SEOUL, Aug. 30 (Korea Bizwire) — Behind the warmongering, threatening, obnoxious bluster of North Korea is a rapidly changing society evidenced by the proliferation of cell phones and greater emphasis on English lessons throughout the public education system.
The early 2000s was when cracks started to appear in the omnipresent communist ethos. Small outbursts of bartering and trading, the seeds of market activity, began to crop up throughout the isolated country.
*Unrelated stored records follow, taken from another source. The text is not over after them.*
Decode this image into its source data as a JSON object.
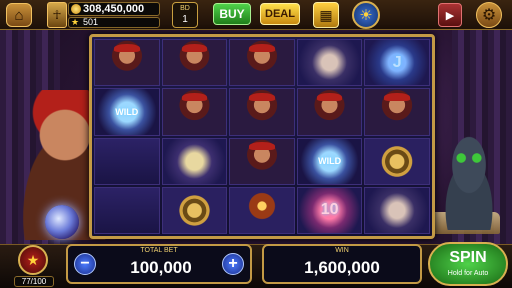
{
  "topbar": {
    "coins": "308,450,000",
    "level": "501",
    "bd_label": "BD",
    "bd_count": "1",
    "buy_label": "BUY",
    "deal_label": "DEAL"
  },
  "reels": {
    "symbols": [
      [
        "fortune",
        "fortune",
        "fortune",
        "hand",
        "j"
      ],
      [
        "wild",
        "fortune",
        "fortune",
        "fortune",
        "fortune"
      ],
      [
        "",
        "cards",
        "fortune",
        "wild",
        "medallion"
      ],
      [
        "",
        "medallion",
        "candle",
        "ten",
        "hand"
      ]
    ],
    "wild_text": "WILD",
    "j_text": "J",
    "ten_text": "10"
  },
  "bottombar": {
    "meter_count": "77/100",
    "total_bet_label": "TOTAL BET",
    "total_bet_value": "100,000",
    "win_label": "WIN",
    "win_value": "1,600,000",
    "spin_label": "SPIN",
    "spin_sub": "Hold for Auto"
  },
  "icons": {
    "home": "home-icon",
    "avatar": "pharaoh-avatar-icon",
    "coin": "coin-icon",
    "star": "star-icon",
    "grid": "grid-icon",
    "sun": "sun-icon",
    "video": "video-icon",
    "gear": "gear-icon"
  }
}
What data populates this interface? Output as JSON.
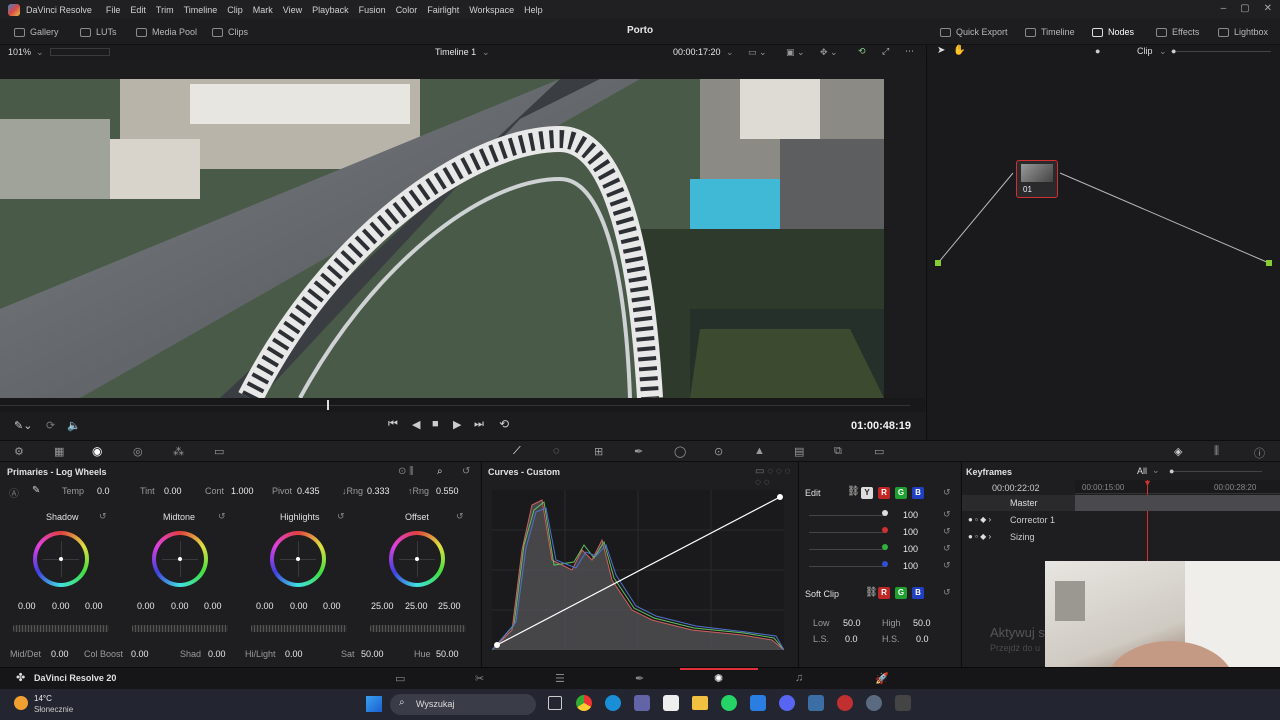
{
  "app": {
    "name": "DaVinci Resolve",
    "menus": [
      "File",
      "Edit",
      "Trim",
      "Timeline",
      "Clip",
      "Mark",
      "View",
      "Playback",
      "Fusion",
      "Color",
      "Fairlight",
      "Workspace",
      "Help"
    ]
  },
  "toolbar": {
    "left": [
      "Gallery",
      "LUTs",
      "Media Pool",
      "Clips"
    ],
    "project": "Porto",
    "right": [
      "Quick Export",
      "Timeline",
      "Nodes",
      "Effects",
      "Lightbox"
    ]
  },
  "viewer": {
    "zoom": "101%",
    "timeline": "Timeline 1",
    "timecode": "00:00:17:20",
    "clip_mode": "Clip",
    "playhead_tc": "01:00:48:19"
  },
  "node": {
    "label": "01"
  },
  "primaries": {
    "title": "Primaries - Log Wheels",
    "temp_label": "Temp",
    "temp": "0.0",
    "tint_label": "Tint",
    "tint": "0.00",
    "cont_label": "Cont",
    "cont": "1.000",
    "pivot_label": "Pivot",
    "pivot": "0.435",
    "lrng_label": "↓Rng",
    "lrng": "0.333",
    "hrng_label": "↑Rng",
    "hrng": "0.550",
    "wheels": [
      {
        "name": "Shadow",
        "v": [
          "0.00",
          "0.00",
          "0.00"
        ]
      },
      {
        "name": "Midtone",
        "v": [
          "0.00",
          "0.00",
          "0.00"
        ]
      },
      {
        "name": "Highlights",
        "v": [
          "0.00",
          "0.00",
          "0.00"
        ]
      },
      {
        "name": "Offset",
        "v": [
          "25.00",
          "25.00",
          "25.00"
        ]
      }
    ],
    "middet_label": "Mid/Det",
    "middet": "0.00",
    "colboost_label": "Col Boost",
    "colboost": "0.00",
    "shad_label": "Shad",
    "shad": "0.00",
    "hilight_label": "Hi/Light",
    "hilight": "0.00",
    "sat_label": "Sat",
    "sat": "50.00",
    "hue_label": "Hue",
    "hue": "50.00"
  },
  "curves": {
    "title": "Curves - Custom"
  },
  "edit": {
    "label": "Edit",
    "channels": [
      "Y",
      "R",
      "G",
      "B"
    ],
    "values": [
      "100",
      "100",
      "100",
      "100"
    ],
    "softclip": "Soft Clip",
    "low_label": "Low",
    "low": "50.0",
    "high_label": "High",
    "high": "50.0",
    "ls_label": "L.S.",
    "ls": "0.0",
    "hs_label": "H.S.",
    "hs": "0.0"
  },
  "keyframes": {
    "title": "Keyframes",
    "filter": "All",
    "tc": "00:00:22:02",
    "ruler1": "00:00:15:00",
    "ruler2": "00:00:28:20",
    "tracks": [
      "Master",
      "Corrector 1",
      "Sizing"
    ],
    "watermark1": "Aktywuj s",
    "watermark2": "Przejdź do u"
  },
  "pagebar": {
    "app_version": "DaVinci Resolve 20"
  },
  "taskbar": {
    "weather_temp": "14°C",
    "weather_desc": "Słonecznie",
    "search": "Wyszukaj"
  },
  "colors": {
    "accent": "#e0303a",
    "wheel_red": "#e04040",
    "curve": "#ffffff"
  }
}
With an-ever-so-slightly growing reliance on commerce, a new social order dependent on financial wealth began to materialize.
The growth of economic classes eventually led to the diversification of leisure activities and the service industry.
As a result, pubs, swimming pools and sports clubs are emerging seemingly out of thin air in urban areas, signs of growing business activity.
All of this is documented in a report released by the Korea Development Institute on August 30 detailing the leisure activities and educational curriculums used at public schools.
A marker of North Korea’s economic development is exemplified by the growth in number of cell phone owners. In 2008, a mere 1,694 cell phone owners were recorded. In January, 2017, 15 percent of the North Korean population of 3.77 million owned cell phones.
In response to the surge in cell phone use, the North Korean government has banned access to data and wifi (internet access), which strips modern day smartphones of the greater part of their capabilities.
There is speculation that greater controls over smartphone use have been instituted to crack down on access to South Korean cultural content like K-pop and trendy TV shows.
The other focal point of the Korea Development Institute’s report, education, is the subject of major change within the communist country.
According to the report, starting in 4th grade, students are taught English all the way through high school. Indeed, it is believed that in the upper high school levels English is more strongly emphasized in studies than Korean.
Research fellow Kim Jin Sook at the KDI explained that the changes to the educational curriculum are part of a government effort to shore up weaknesses in English, science and mathematics.
“Compared to the South, in North Korea, students, especially secondary school students, study science anywhere from two to five hours more when accounting for established study schedules,” Kim said.